Angioplasty: Timing Is Key to Success
Study Shows Later Treatment May Not Help Some Heart Attack Patients
WebMD News Archive
New Time Frame Recommended
The findings surprised the researchers, who went into the study thinking
that opening up a blocked artery three to 28 days after the heart attack would
cut the risk of death, development of severe heart failure, or another heart
attack by 25%.
"It was logical that an open artery would be better than a closed
one," Hochman says. "But sometimes logical doesn't prevail.
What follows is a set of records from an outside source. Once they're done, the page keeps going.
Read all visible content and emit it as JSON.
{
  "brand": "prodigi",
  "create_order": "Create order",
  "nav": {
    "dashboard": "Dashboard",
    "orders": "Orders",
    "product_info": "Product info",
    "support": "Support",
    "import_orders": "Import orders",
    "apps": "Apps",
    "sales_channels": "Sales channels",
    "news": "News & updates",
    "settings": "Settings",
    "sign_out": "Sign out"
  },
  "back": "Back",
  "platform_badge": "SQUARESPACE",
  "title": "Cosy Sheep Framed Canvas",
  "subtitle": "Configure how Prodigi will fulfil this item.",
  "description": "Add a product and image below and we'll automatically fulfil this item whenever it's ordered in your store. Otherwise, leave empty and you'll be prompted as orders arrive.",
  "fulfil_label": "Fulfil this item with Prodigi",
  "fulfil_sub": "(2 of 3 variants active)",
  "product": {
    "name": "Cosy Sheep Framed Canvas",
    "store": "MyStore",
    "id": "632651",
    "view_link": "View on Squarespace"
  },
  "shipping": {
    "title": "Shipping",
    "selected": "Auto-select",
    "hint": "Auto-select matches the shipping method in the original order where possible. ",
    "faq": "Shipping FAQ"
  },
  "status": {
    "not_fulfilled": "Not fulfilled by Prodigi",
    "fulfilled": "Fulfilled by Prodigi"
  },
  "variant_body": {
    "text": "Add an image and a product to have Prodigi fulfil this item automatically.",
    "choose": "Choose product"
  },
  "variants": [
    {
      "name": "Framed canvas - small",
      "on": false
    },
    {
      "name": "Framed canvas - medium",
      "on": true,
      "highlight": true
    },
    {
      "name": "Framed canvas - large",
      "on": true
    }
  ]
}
And until
this study was done, we didn't know this was an unnecessary procedure for the
type of patient we studied."
Hochman says she hopes the findings will dissuade doctors from performing
angioplasty outside the recommended time frame.
"It's certainly reason to rethink late angioplasty in stable patients
after an acute heart attack," agrees Timothy Gardner, MD, medical director
of the Center for Heart and Vascular Health at Christiana Care Health Services
in Wilmington, Del., and chairman of the AHA committee that chose which studies
to highlight at the meeting.
Angioplasty or Bypass Still Useful
The researchers emphasize that the findings only apply to the type of person
studied: those whose heart attacks are caused by a blockage in one major artery
and who are stable, with no chest pain when the angioplasty is performed three
to 28 days later.
"If you have continuing chest pain or you have blockages in multiple
arteries, you still need an intervention -- either angioplasty or bypass
surgery," Gardner tells WebMD.
Additionally, angioplasty can still be lifesaving and relieve chest pain and
other symptoms when performed within the 12-hour window, Hochman stresses.
"That's why it is so critical to seek medical care very early after
symptoms that could be a heart attack: chest discomfort, chest pressure or
tightness, or even arm discomfort.
"Don't deny something is happening and sit home and take antacids,"